* _Exercise objective_:
Write out every line below that contains "eskaerak".

* _Extracted records_:
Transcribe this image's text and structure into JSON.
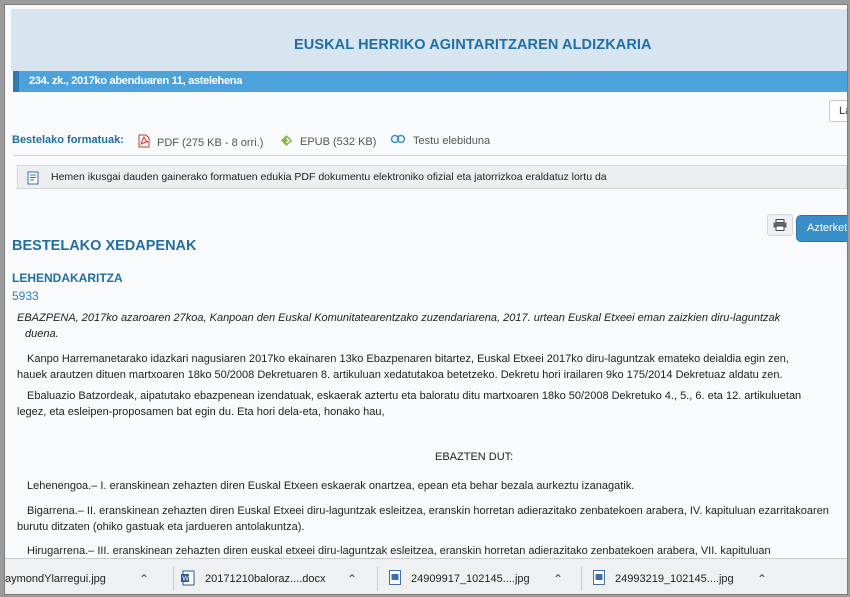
{
  "header": {
    "title": "EUSKAL HERRIKO AGINTARITZAREN ALDIZKARIA",
    "issue": "234. zk., 2017ko abenduaren 11, astelehena",
    "lang_tab": "La"
  },
  "formats": {
    "label": "Bestelako formatuak:",
    "pdf": "PDF (275 KB - 8 orri.)",
    "epub": "EPUB (532 KB)",
    "text": "Testu elebiduna"
  },
  "notice": "Hemen ikusgai dauden gainerako formatuen edukia PDF dokumentu elektroniko ofizial eta jatorrizkoa eraldatuz lortu da",
  "toolbar": {
    "examine_label": "Azterketa"
  },
  "content": {
    "section": "BESTELAKO XEDAPENAK",
    "department": "LEHENDAKARITZA",
    "number": "5933",
    "summary_line1": "EBAZPENA, 2017ko azaroaren 27koa, Kanpoan den Euskal Komunitatearentzako zuzendariarena, 2017. urtean Euskal Etxeei eman zaizkien diru-laguntzak",
    "summary_line2": "duena.",
    "p1_line1": "Kanpo Harremanetarako idazkari nagusiaren 2017ko ekainaren 13ko Ebazpenaren bitartez, Euskal Etxeei 2017ko diru-laguntzak emateko deialdia egin zen,",
    "p1_line2": "hauek arautzen dituen martxoaren 18ko 50/2008 Dekretuaren 8. artikuluan xedatutakoa betetzeko. Dekretu hori irailaren 9ko 175/2014 Dekretuaz aldatu zen.",
    "p2_line1": "Ebaluazio Batzordeak, aipatutako ebazpenean izendatuak, eskaerak aztertu eta baloratu ditu martxoaren 18ko 50/2008 Dekretuko 4., 5., 6. eta 12. artikuluetan",
    "p2_line2": "legez, eta esleipen-proposamen bat egin du. Eta hori dela-eta, honako hau,",
    "resolve": "EBAZTEN DUT:",
    "first": "Lehenengoa.– I. eranskinean zehazten diren Euskal Etxeen eskaerak onartzea, epean eta behar bezala aurkeztu izanagatik.",
    "second_line1": "Bigarrena.– II. eranskinean zehazten diren Euskal Etxeei diru-laguntzak esleitzea, eranskin horretan adierazitako zenbatekoen arabera, IV. kapituluan ezarritakoaren",
    "second_line2": "burutu ditzaten (ohiko gastuak eta jardueren antolakuntza).",
    "third": "Hirugarrena.– III. eranskinean zehazten diren euskal etxeei diru-laguntzak esleitzea, eranskin horretan adierazitako zenbatekoen arabera, VII. kapituluan"
  },
  "downloads": [
    {
      "name": "aymondYlarregui.jpg",
      "icon": "image-file-icon"
    },
    {
      "name": "20171210baloraz....docx",
      "icon": "word-file-icon"
    },
    {
      "name": "24909917_102145....jpg",
      "icon": "image-file-icon"
    },
    {
      "name": "24993219_102145....jpg",
      "icon": "image-file-icon"
    }
  ],
  "colors": {
    "accent": "#1f6ea4",
    "issue_bar": "#4da2db",
    "button": "#3a8ec8"
  }
}
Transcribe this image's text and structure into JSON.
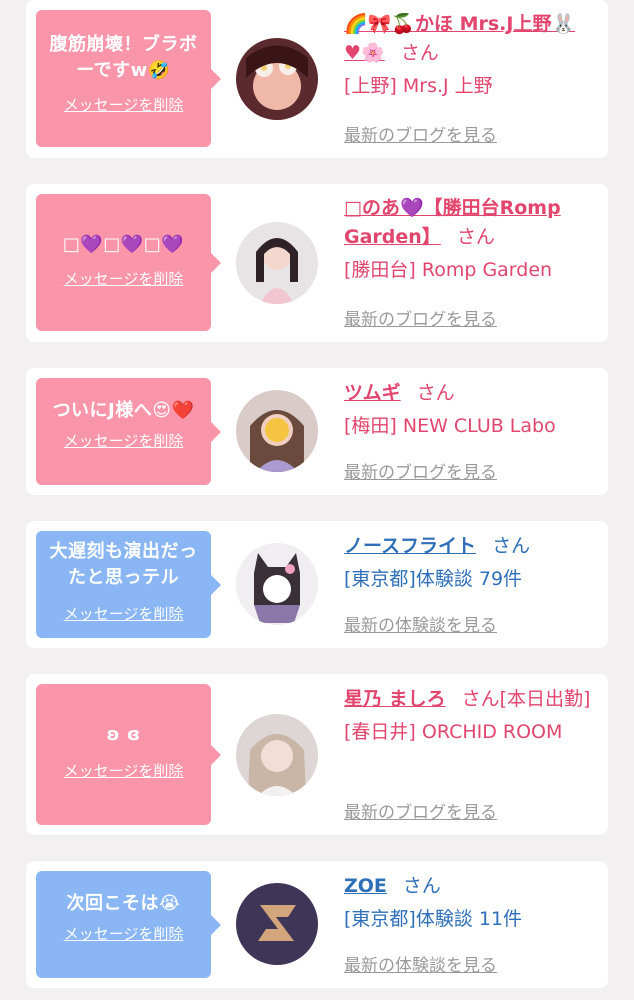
{
  "cards": [
    {
      "message": "腹筋崩壊！ブラボーですw🤣",
      "delete_label": "メッセージを削除",
      "name": "🌈🎀🍒かほ Mrs.J上野🐰♥🌸",
      "honorific": "さん",
      "store": "[上野] Mrs.J 上野",
      "link": "最新のブログを見る",
      "bubble_color": "#fb95a9"
    },
    {
      "message": "□💜□💜□💜",
      "delete_label": "メッセージを削除",
      "name": "□のあ💜【勝田台Romp Garden】",
      "honorific": "さん",
      "store": "[勝田台] Romp Garden",
      "link": "最新のブログを見る",
      "bubble_color": "#fb95a9"
    },
    {
      "message": "ついにJ様へ😍❤️",
      "delete_label": "メッセージを削除",
      "name": "ツムギ",
      "honorific": "さん",
      "store": "[梅田] NEW CLUB Labo",
      "link": "最新のブログを見る",
      "bubble_color": "#fb95a9"
    },
    {
      "message": "大遅刻も演出だったと思っテル",
      "delete_label": "メッセージを削除",
      "name": "ノースフライト",
      "honorific": "さん",
      "store": "[東京都]体験談 79件",
      "link": "最新の体験談を見る",
      "bubble_color": "#8ab6f5"
    },
    {
      "message": "ʚ ɞ",
      "delete_label": "メッセージを削除",
      "name": "星乃 ましろ",
      "honorific": "さん[本日出勤]",
      "store": "[春日井] ORCHID ROOM",
      "link": "最新のブログを見る",
      "bubble_color": "#fb95a9"
    },
    {
      "message": "次回こそは😭",
      "delete_label": "メッセージを削除",
      "name": "ZOE",
      "honorific": "さん",
      "store": "[東京都]体験談 11件",
      "link": "最新の体験談を見る",
      "bubble_color": "#8ab6f5"
    }
  ]
}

* _Written solution_:
    "p2_line1": "Ebaluazio Batzordeak, aipatutako ebazpenean izendatuak, eskaerak aztertu eta baloratu ditu martxoaren 18ko 50/2008 Dekretuko 4., 5., 6. eta 12. artikuluetan",
    "first": "Lehenengoa.– I. eranskinean zehazten diren Euskal Etxeen eskaerak onartzea, epean eta behar bezala aurkeztu izanagatik.",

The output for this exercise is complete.